### Assigned task
Look through the records below and state how many lines carry the string "label", adding nothing.

[[ Records shown open ]]

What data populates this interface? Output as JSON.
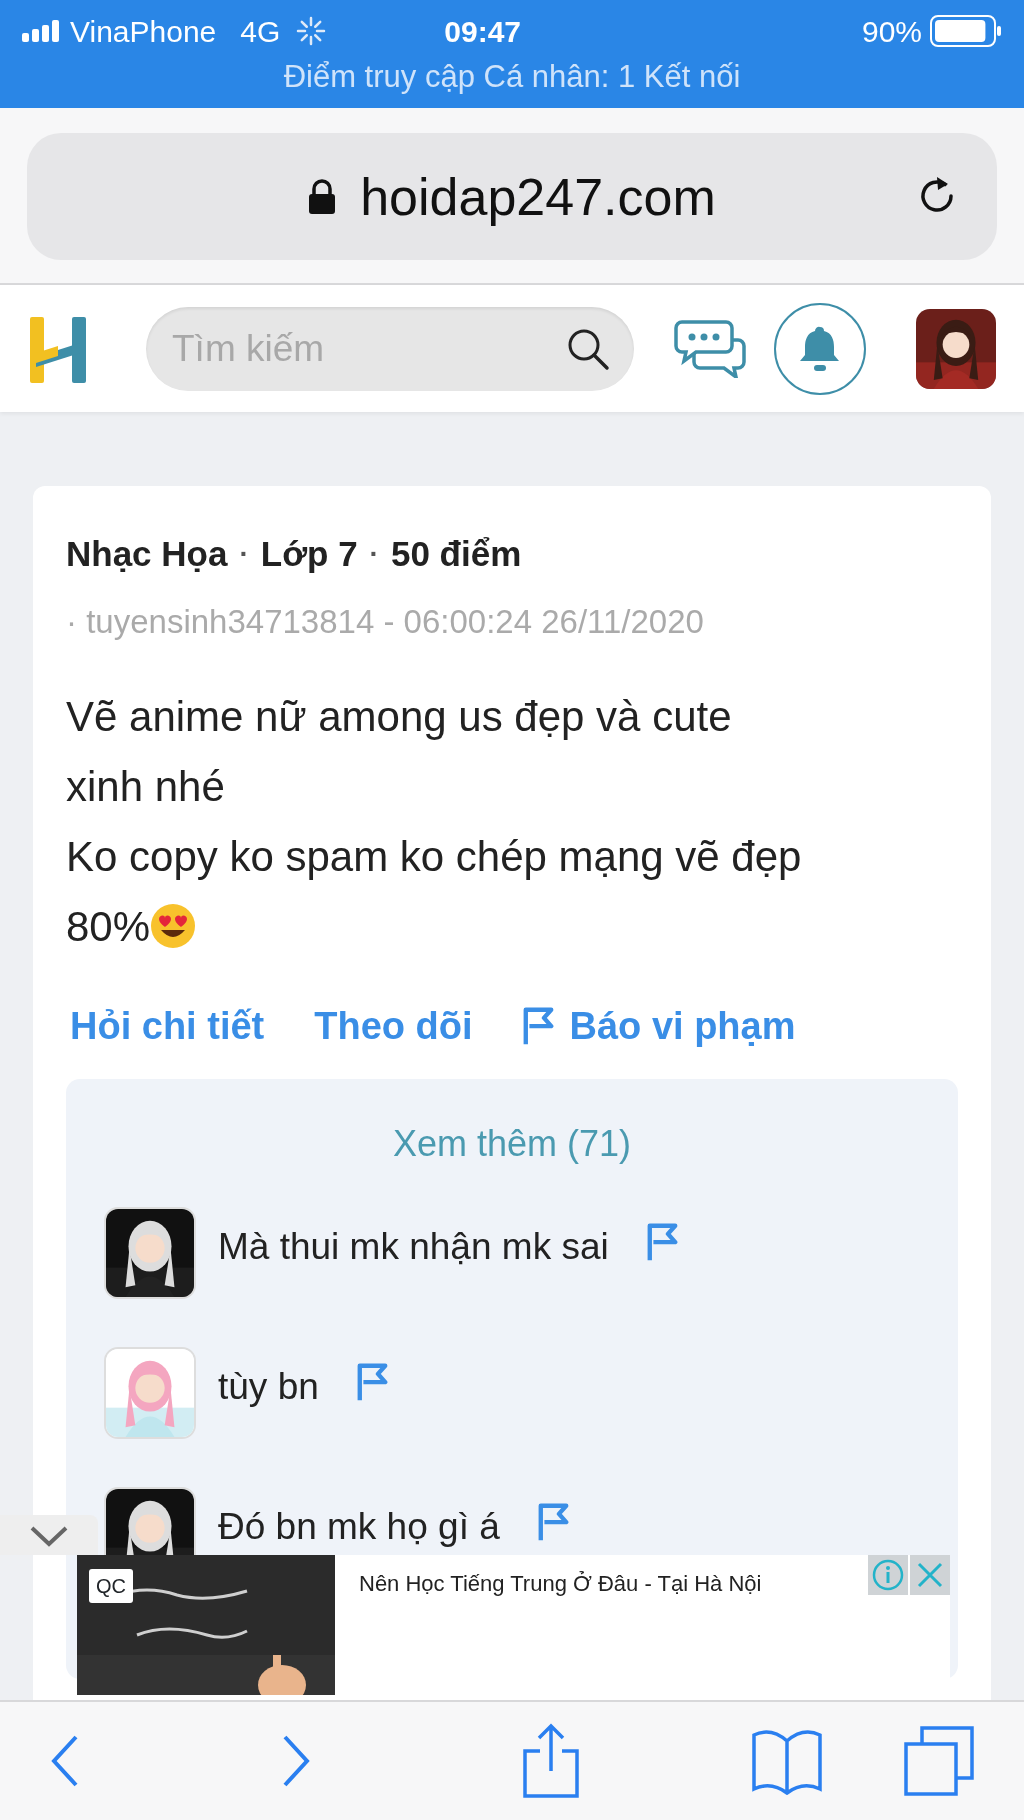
{
  "status_bar": {
    "carrier": "VinaPhone",
    "network": "4G",
    "time": "09:47",
    "battery": "90%",
    "hotspot": "Điểm truy cập Cá nhân: 1 Kết nối"
  },
  "browser": {
    "url": "hoidap247.com"
  },
  "site_header": {
    "search": {
      "placeholder": "Tìm kiếm"
    }
  },
  "question": {
    "meta": [
      "Nhạc Họa",
      "·",
      "Lớp 7",
      "·",
      "50 điểm"
    ],
    "author_time": "· tuyensinh34713814 - 06:00:24 26/11/2020",
    "body": [
      "Vẽ anime nữ among us đẹp và cute",
      "xinh nhé",
      "Ko copy ko spam ko chép mạng vẽ đẹp",
      "80%"
    ],
    "actions": [
      {
        "label": "Hỏi chi tiết",
        "kind": "plain"
      },
      {
        "label": "Theo dõi",
        "kind": "plain"
      },
      {
        "label": "Báo vi phạm",
        "kind": "flag"
      }
    ]
  },
  "comments": {
    "more": "Xem thêm (71)",
    "items": [
      {
        "text": "Mà thui mk nhận mk sai"
      },
      {
        "text": "tùy bn"
      },
      {
        "text": "Đó bn mk họ gì á"
      }
    ]
  },
  "ad": {
    "label": "QC",
    "title": "Nên Học Tiếng Trung Ở Đâu - Tại Hà Nội"
  }
}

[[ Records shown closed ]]

### Your response
4